Subject: RE: Support for ACLs
To: 'Ignatios Souvatzis' <email@example.com>
From: Scott Burns <Scott.Burns@Netcontech.Com>
Date: 03/08/2001 17:24:23
On VMS ACL's could be assigned using [group,user] or "Rights". If rights were used
then user accounts could be granted rights and gain access to the files via that path.
This was very useful on multiuser systems that had say 3 apps installed on them: payroll,
shipping and production. The applications were installed as their own groups under which
general user accounts had no access to. After the application installation rights could be
granted to files/directories under that applications directory structure.
Then user accounts could be granted rights such as: PAYROLL_FULL, PAYROLL_READ,
PAYROLL_WRITE etc. depending on their need to access that system.

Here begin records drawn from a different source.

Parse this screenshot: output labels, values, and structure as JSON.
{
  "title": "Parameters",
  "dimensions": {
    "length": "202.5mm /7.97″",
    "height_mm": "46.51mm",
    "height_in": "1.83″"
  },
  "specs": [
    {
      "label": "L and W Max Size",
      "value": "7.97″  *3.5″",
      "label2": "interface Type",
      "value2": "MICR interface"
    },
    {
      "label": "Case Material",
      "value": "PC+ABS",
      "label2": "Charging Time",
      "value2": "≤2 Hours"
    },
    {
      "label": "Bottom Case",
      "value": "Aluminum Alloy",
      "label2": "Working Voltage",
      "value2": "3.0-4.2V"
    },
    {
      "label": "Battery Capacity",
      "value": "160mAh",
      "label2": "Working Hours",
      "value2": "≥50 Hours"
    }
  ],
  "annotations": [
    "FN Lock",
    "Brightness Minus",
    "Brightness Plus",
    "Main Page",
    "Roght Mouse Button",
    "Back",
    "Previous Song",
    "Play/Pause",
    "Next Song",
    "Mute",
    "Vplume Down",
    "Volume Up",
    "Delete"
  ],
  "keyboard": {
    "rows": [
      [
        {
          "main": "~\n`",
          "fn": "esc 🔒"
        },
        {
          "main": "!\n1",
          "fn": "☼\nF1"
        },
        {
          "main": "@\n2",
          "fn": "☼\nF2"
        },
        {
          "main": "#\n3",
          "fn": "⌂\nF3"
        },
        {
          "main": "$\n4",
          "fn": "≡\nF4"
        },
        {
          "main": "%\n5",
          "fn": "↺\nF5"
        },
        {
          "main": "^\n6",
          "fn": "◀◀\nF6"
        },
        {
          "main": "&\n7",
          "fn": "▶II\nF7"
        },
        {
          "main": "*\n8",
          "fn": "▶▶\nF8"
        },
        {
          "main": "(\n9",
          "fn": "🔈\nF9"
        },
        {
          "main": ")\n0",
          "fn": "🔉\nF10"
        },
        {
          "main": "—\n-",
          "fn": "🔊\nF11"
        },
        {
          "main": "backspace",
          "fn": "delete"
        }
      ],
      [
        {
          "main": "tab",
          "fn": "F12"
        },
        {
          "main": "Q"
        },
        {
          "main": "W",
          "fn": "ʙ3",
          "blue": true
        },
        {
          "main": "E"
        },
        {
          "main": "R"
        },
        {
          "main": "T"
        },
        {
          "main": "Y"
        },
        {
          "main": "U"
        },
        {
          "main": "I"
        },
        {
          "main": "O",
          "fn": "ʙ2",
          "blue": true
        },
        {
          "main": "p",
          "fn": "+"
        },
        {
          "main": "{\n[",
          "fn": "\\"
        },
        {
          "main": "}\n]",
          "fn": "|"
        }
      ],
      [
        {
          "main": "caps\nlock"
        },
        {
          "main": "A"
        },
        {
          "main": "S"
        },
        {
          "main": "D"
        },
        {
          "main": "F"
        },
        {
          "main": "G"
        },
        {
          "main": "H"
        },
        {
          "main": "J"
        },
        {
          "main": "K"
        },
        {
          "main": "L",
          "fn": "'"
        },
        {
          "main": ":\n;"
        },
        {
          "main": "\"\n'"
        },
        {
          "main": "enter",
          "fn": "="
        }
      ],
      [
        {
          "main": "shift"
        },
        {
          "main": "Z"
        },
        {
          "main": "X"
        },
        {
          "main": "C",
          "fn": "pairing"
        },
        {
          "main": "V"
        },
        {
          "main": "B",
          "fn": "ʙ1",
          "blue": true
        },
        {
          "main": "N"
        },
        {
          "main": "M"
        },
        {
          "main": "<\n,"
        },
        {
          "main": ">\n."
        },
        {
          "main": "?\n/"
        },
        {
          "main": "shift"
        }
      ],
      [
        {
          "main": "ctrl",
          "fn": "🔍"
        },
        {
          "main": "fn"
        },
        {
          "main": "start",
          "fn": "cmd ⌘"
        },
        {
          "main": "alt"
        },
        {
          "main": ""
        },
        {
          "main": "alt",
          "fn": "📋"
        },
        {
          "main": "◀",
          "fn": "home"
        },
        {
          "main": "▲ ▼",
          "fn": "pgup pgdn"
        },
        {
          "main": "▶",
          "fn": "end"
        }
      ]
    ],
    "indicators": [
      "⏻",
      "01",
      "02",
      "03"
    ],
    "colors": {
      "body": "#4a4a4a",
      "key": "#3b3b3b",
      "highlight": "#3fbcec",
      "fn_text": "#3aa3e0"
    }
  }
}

If the user had
no rights then the natural system security system of the VMS filesystem would keep
those users out of the application directorys. It really made system management much
easier as previous to VMS V5 or V4 there was just the standard [Group,User] concept.
They also worked on devices such as terminals, print queues (I think) etc. I have access
to a VMS system if details are required. I has been a few years since I looked at it.
From: Ignatios Souvatzis [SMTP:firstname.lastname@example.org]
Sent: Thursday, March 08, 2001 3:47 PM
To: Wolfgang Rupprecht
Subject: Re: Support for ACLs
On Thu, Mar 08, 2001 at 11:03:23AM -0800, Wolfgang Rupprecht wrote:
> some extra goop on the side. Just like most program that use ttys
> ending up having to know about the invisible tty baggage, most
> programs that creates files end up having to know about ACLs. Thats a
> lot of code. It will be an uphill battle to get third-party
> developers to add the ACL support.
On VMS; I ignored them most of the time, and programs didn't know about them.
I did set them manually on files or directories that needed them. Hm,
and I think there was a default ACL in a directory, which was used by files
created in it.